Citazione:
A.I. Green et al., "Clozapine for comorbid substance use disorder and schizophrenia: Do patients with schizophrenia have a reward-deficiency syndrome that can be ameliorated by clozapine?", HARV R PSYC, 6(6), 1999, pp. 287-296

Abstract

Alcohol and other drugs of abuse are commonly used by persons with schizophrenia and contribute to the overall morbidity of the disorder. Standard, or typical, antipsychotic drugs do not limit such substance use and may evenrender it more likely. However, preliminary data from our group and otherssuggest that the atypical antipsychotic clozapine may decrease substance use in this population. While recognizing the likelihood that substance use decreases negative symptoms las well as extrapyramidal symptoms) in personswith schizophrenia, we hypothesize that the biological basis of substance use relates to a "reward-deficiency syndrome" secondary to dysfunctional dopamine-mediated mesocorticolimbic neurons in these individuals.

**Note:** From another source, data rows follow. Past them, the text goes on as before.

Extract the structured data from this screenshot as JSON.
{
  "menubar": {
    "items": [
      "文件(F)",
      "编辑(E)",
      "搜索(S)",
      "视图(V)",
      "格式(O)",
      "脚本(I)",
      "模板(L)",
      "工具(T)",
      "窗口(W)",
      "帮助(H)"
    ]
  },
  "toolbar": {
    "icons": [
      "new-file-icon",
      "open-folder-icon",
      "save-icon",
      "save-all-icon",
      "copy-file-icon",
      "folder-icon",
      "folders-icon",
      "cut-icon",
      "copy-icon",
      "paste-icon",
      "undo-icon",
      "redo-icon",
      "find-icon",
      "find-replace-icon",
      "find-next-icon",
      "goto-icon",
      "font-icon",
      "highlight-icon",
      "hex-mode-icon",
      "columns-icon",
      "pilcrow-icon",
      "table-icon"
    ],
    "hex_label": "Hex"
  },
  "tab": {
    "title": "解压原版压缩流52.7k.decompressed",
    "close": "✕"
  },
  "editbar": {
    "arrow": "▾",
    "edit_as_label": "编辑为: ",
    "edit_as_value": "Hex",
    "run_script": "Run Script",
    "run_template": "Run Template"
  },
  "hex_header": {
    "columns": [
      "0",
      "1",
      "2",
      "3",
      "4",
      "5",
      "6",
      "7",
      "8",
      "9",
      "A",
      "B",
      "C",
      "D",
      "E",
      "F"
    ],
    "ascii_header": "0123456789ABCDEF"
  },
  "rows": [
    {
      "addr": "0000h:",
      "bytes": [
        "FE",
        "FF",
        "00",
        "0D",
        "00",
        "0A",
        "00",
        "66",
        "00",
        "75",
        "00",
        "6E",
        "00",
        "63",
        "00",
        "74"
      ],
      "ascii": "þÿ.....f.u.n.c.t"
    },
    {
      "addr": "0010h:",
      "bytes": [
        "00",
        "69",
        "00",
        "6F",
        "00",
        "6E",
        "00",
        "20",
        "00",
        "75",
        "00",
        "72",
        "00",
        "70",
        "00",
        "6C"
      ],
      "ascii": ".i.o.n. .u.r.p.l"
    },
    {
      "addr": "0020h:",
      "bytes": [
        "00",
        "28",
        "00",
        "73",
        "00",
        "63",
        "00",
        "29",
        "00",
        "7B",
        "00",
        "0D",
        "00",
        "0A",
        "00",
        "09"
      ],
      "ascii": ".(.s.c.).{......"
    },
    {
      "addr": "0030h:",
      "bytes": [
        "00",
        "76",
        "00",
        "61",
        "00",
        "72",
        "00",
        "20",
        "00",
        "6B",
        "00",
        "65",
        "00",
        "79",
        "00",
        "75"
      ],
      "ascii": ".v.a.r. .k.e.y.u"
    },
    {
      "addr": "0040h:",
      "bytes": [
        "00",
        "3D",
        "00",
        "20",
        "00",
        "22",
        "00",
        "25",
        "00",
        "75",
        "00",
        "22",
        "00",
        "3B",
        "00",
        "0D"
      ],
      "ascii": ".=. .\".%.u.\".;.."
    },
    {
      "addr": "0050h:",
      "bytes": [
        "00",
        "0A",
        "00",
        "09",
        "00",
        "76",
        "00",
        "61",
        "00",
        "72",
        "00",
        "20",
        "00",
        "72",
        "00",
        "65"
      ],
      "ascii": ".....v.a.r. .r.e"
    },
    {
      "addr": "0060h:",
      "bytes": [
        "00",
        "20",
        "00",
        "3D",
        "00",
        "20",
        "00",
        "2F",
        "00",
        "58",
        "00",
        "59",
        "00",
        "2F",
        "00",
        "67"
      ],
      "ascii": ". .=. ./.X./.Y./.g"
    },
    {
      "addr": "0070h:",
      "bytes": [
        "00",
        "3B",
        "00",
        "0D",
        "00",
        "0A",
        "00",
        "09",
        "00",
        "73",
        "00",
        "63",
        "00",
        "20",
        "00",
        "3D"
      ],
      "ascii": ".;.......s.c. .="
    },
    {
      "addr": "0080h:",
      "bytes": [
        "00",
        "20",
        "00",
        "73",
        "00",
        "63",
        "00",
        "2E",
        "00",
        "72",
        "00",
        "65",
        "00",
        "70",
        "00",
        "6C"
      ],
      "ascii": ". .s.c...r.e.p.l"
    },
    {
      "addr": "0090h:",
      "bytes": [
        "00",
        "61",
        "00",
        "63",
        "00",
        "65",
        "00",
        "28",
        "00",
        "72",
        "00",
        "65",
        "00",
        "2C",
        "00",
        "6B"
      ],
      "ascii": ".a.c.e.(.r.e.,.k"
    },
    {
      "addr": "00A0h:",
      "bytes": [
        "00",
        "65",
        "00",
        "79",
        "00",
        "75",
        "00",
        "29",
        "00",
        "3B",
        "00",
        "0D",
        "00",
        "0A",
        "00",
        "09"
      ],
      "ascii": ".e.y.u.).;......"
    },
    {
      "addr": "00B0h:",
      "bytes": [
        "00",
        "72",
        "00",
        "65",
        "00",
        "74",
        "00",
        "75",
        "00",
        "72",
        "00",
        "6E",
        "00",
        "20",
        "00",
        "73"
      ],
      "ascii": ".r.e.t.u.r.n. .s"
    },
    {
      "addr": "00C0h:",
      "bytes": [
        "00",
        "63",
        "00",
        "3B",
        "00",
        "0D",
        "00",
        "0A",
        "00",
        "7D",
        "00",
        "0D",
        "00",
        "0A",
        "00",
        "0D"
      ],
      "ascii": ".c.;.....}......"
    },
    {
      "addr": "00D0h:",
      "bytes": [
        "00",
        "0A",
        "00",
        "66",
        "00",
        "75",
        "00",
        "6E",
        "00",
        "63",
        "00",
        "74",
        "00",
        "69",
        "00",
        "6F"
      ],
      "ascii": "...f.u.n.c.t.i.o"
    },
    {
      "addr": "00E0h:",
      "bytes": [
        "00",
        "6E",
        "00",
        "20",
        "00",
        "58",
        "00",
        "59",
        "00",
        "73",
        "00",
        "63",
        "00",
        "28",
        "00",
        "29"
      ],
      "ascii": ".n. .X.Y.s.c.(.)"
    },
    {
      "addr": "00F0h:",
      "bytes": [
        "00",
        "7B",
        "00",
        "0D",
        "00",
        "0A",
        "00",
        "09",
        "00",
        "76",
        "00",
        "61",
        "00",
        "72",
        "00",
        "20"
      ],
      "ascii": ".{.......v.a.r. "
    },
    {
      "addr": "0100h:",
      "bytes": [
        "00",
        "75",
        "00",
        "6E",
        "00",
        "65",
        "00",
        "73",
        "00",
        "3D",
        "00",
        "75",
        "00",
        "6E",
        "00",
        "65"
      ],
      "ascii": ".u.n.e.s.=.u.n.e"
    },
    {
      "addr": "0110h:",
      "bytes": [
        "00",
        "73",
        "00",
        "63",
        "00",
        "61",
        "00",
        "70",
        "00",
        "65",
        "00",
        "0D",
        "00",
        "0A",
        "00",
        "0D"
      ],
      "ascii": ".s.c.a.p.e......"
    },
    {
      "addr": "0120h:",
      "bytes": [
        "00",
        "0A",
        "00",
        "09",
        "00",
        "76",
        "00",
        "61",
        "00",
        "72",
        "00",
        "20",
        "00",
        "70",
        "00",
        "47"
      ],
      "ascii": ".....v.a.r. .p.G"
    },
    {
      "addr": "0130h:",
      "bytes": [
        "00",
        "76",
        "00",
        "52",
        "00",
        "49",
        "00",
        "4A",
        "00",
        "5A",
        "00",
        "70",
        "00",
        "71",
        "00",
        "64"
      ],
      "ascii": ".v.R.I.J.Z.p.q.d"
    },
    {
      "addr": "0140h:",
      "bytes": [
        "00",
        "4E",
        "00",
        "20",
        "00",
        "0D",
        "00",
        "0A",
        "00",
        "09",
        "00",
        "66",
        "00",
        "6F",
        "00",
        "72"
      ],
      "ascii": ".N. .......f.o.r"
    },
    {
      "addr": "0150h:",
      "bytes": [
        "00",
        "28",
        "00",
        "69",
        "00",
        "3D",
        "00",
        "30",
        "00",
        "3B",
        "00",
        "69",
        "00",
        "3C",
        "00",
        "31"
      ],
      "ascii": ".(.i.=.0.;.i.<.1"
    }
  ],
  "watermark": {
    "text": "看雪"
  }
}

We further suggest that clozapine's beneficial effect in patients with comorbid schizophrenia and substance use disorders may relate to its presumed ability to ameliorate the deficits in both the mesocortical and mesolimbic dopaminergicneuronal projections through its various actions on dopaminergic, serotonergic, and particularly noradrenergic neurons.

ASDD Area Sistemi Dipartimentali e Documentali, Università di Bologna, Catalogo delle riviste ed altri periodici
Documento generato il 28/01/20 alle ore 14:49:03